-- Work item --
Give back all of the records underneath exactly, with no omissions.

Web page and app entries
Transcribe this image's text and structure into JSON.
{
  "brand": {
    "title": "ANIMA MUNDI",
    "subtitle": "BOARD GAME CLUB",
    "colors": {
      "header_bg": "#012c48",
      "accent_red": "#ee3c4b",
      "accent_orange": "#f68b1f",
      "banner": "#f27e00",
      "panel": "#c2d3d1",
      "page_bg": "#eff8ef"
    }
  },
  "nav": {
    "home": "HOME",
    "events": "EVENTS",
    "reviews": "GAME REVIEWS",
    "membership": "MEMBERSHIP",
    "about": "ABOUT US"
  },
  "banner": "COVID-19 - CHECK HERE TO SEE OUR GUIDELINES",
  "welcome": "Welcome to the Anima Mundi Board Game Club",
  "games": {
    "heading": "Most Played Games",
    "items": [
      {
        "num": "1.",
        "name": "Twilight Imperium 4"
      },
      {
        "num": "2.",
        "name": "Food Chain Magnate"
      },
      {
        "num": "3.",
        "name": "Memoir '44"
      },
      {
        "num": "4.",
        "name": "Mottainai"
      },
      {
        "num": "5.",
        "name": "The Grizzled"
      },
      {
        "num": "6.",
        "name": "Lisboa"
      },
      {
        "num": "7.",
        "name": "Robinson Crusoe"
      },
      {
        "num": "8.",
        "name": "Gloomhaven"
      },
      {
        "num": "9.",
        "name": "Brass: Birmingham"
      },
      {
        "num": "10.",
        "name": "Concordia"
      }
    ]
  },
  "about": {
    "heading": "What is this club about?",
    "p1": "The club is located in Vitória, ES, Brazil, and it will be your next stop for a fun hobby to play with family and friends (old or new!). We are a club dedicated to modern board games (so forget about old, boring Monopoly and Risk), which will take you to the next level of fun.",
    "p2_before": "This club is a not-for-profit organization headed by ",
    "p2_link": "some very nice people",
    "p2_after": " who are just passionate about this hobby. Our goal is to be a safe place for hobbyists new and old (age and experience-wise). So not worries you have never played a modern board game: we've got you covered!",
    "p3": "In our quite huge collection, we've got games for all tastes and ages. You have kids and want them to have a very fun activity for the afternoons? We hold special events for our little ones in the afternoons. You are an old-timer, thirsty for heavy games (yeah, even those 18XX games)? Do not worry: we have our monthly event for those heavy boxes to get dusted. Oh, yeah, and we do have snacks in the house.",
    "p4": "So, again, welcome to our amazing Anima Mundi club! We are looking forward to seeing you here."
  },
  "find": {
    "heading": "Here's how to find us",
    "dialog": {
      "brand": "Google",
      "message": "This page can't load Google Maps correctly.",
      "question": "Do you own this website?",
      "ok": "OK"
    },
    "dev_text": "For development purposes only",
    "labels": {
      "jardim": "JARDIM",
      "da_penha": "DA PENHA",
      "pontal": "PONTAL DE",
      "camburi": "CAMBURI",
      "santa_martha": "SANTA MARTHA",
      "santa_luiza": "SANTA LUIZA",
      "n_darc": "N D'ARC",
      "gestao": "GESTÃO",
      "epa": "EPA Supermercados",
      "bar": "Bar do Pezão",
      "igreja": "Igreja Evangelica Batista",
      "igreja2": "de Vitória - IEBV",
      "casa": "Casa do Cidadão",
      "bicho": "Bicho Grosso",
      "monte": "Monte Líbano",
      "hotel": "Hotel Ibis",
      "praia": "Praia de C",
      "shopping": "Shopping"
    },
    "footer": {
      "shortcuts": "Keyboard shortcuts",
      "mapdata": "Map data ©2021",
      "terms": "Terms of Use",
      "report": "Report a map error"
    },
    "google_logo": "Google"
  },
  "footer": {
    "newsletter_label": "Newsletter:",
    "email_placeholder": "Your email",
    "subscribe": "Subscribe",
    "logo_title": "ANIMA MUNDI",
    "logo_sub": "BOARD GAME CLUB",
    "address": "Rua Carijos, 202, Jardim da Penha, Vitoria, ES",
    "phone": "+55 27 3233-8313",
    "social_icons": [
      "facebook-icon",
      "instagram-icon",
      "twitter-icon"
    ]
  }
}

-- Written answer --
Transcribe this image's text and structure into JSON.
{
  "brand": {
    "title": "ANIMA MUNDI",
    "subtitle": "BOARD GAME CLUB",
    "colors": {
      "header_bg": "#012c48",
      "accent_red": "#ee3c4b",
      "accent_orange": "#f68b1f",
      "banner": "#f27e00",
      "panel": "#c2d3d1",
      "page_bg": "#eff8ef"
    }
  },
  "nav": {
    "home": "HOME",
    "events": "EVENTS",
    "reviews": "GAME REVIEWS",
    "membership": "MEMBERSHIP",
    "about": "ABOUT US"
  },
  "banner": "COVID-19 - CHECK HERE TO SEE OUR GUIDELINES",
  "welcome": "Welcome to the Anima Mundi Board Game Club",
  "games": {
    "heading": "Most Played Games",
    "items": [
      {
        "num": "1.",
        "name": "Twilight Imperium 4"
      },
      {
        "num": "2.",
        "name": "Food Chain Magnate"
      },
      {
        "num": "3.",
        "name": "Memoir '44"
      },
      {
        "num": "4.",
        "name": "Mottainai"
      },
      {
        "num": "5.",
        "name": "The Grizzled"
      },
      {
        "num": "6.",
        "name": "Lisboa"
      },
      {
        "num": "7.",
        "name": "Robinson Crusoe"
      },
      {
        "num": "8.",
        "name": "Gloomhaven"
      },
      {
        "num": "9.",
        "name": "Brass: Birmingham"
      },
      {
        "num": "10.",
        "name": "Concordia"
      }
    ]
  },
  "about": {
    "heading": "What is this club about?",
    "p1": "The club is located in Vitória, ES, Brazil, and it will be your next stop for a fun hobby to play with family and friends (old or new!). We are a club dedicated to modern board games (so forget about old, boring Monopoly and Risk), which will take you to the next level of fun.",
    "p2_before": "This club is a not-for-profit organization headed by ",
    "p2_link": "some very nice people",
    "p2_after": " who are just passionate about this hobby. Our goal is to be a safe place for hobbyists new and old (age and experience-wise). So not worries you have never played a modern board game: we've got you covered!",
    "p3": "In our quite huge collection, we've got games for all tastes and ages. You have kids and want them to have a very fun activity for the afternoons? We hold special events for our little ones in the afternoons. You are an old-timer, thirsty for heavy games (yeah, even those 18XX games)? Do not worry: we have our monthly event for those heavy boxes to get dusted. Oh, yeah, and we do have snacks in the house.",
    "p4": "So, again, welcome to our amazing Anima Mundi club! We are looking forward to seeing you here."
  },
  "find": {
    "heading": "Here's how to find us",
    "dialog": {
      "brand": "Google",
      "message": "This page can't load Google Maps correctly.",
      "question": "Do you own this website?",
      "ok": "OK"
    },
    "dev_text": "For development purposes only",
    "labels": {
      "jardim": "JARDIM",
      "da_penha": "DA PENHA",
      "pontal": "PONTAL DE",
      "camburi": "CAMBURI",
      "santa_martha": "SANTA MARTHA",
      "santa_luiza": "SANTA LUIZA",
      "n_darc": "N D'ARC",
      "gestao": "GESTÃO",
      "epa": "EPA Supermercados",
      "bar": "Bar do Pezão",
      "igreja": "Igreja Evangelica Batista",
      "igreja2": "de Vitória - IEBV",
      "casa": "Casa do Cidadão",
      "bicho": "Bicho Grosso",
      "monte": "Monte Líbano",
      "hotel": "Hotel Ibis",
      "praia": "Praia de C",
      "shopping": "Shopping"
    },
    "footer": {
      "shortcuts": "Keyboard shortcuts",
      "mapdata": "Map data ©2021",
      "terms": "Terms of Use",
      "report": "Report a map error"
    },
    "google_logo": "Google"
  },
  "footer": {
    "newsletter_label": "Newsletter:",
    "email_placeholder": "Your email",
    "subscribe": "Subscribe",
    "logo_title": "ANIMA MUNDI",
    "logo_sub": "BOARD GAME CLUB",
    "address": "Rua Carijos, 202, Jardim da Penha, Vitoria, ES",
    "phone": "+55 27 3233-8313",
    "social_icons": [
      "facebook-icon",
      "instagram-icon",
      "twitter-icon"
    ]
  }
}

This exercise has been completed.